In the records below, find the line containing "Output a JSON" and the line containing "Read all visible content and emit it as JSON.". Give again exactly those lines and every line between them, omitting the pictures.

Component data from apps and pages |
════════════════════

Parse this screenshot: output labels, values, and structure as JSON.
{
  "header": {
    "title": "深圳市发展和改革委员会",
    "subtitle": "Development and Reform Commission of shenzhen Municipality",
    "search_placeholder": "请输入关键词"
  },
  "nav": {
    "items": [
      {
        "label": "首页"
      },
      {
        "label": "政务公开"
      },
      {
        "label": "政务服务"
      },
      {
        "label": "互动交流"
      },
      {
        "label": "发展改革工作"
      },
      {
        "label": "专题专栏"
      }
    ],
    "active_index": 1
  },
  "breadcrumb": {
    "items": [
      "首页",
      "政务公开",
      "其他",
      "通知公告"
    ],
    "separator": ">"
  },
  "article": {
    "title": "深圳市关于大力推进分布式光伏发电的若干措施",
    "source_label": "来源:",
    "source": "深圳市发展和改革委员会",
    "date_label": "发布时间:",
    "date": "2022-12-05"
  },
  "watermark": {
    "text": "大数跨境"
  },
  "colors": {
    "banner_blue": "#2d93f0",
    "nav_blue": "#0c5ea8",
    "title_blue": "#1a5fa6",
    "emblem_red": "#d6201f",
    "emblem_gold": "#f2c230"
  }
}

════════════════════

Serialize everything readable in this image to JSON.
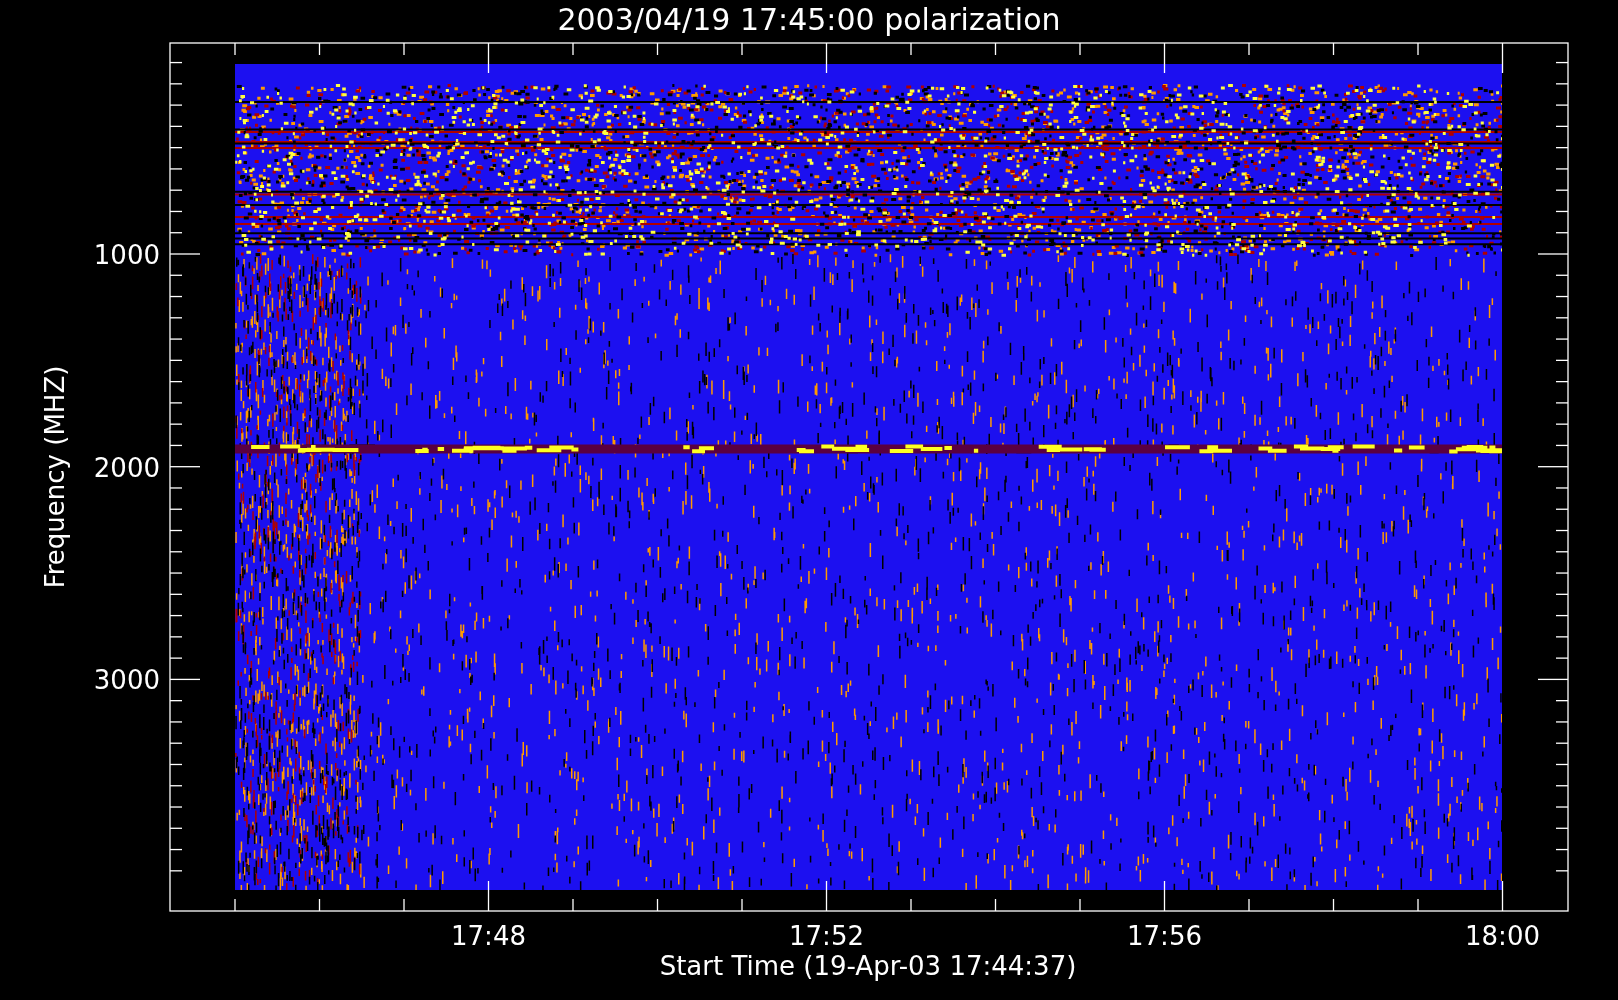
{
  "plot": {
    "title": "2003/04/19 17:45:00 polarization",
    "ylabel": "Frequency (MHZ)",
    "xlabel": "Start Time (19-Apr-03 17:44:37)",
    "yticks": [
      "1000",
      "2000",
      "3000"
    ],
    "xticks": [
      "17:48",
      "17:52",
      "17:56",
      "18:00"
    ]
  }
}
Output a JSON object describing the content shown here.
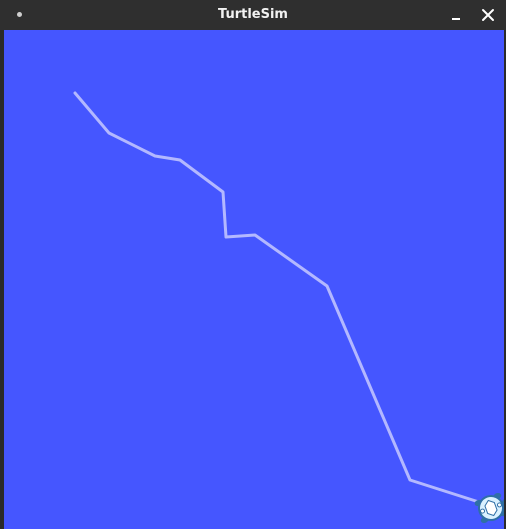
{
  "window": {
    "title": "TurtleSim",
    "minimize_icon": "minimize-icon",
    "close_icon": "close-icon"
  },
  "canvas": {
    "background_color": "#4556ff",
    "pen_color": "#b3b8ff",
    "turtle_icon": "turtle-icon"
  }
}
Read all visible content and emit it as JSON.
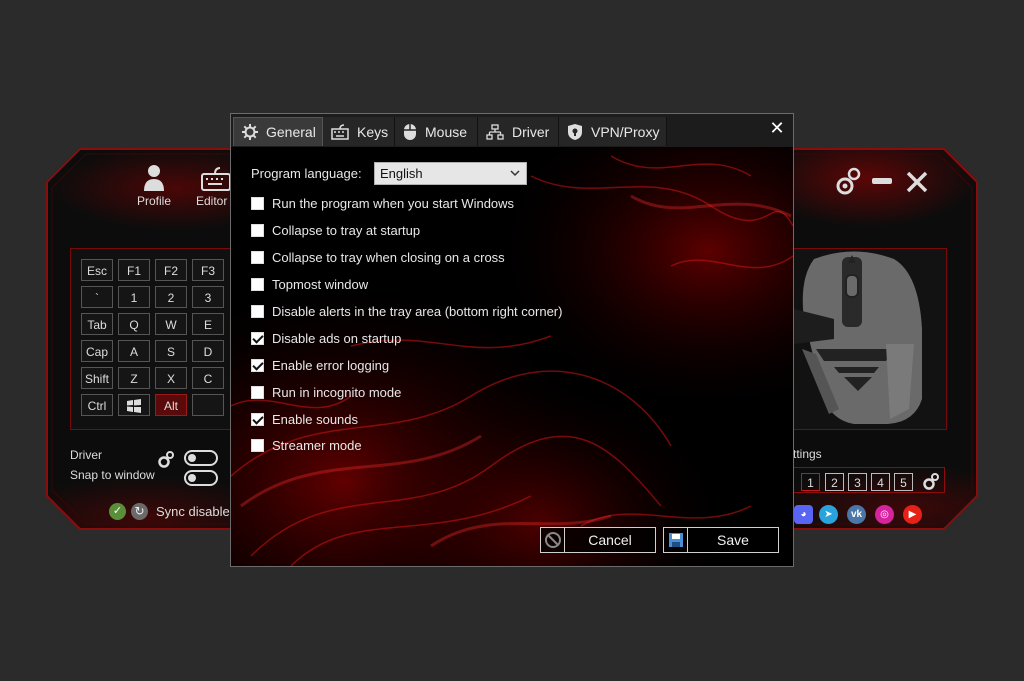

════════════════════

RESPONSE TO THE TASK |
Output a JSON object describing the content shown here.
{
  "window": {
    "title": "TurtleSim",
    "minimize_icon": "minimize-icon",
    "close_icon": "close-icon"
  },
  "canvas": {
    "background_color": "#4556ff",
    "pen_color": "#b3b8ff",
    "turtle_icon": "turtle-icon"
  }
}
Read all visible content and emit it as JSON.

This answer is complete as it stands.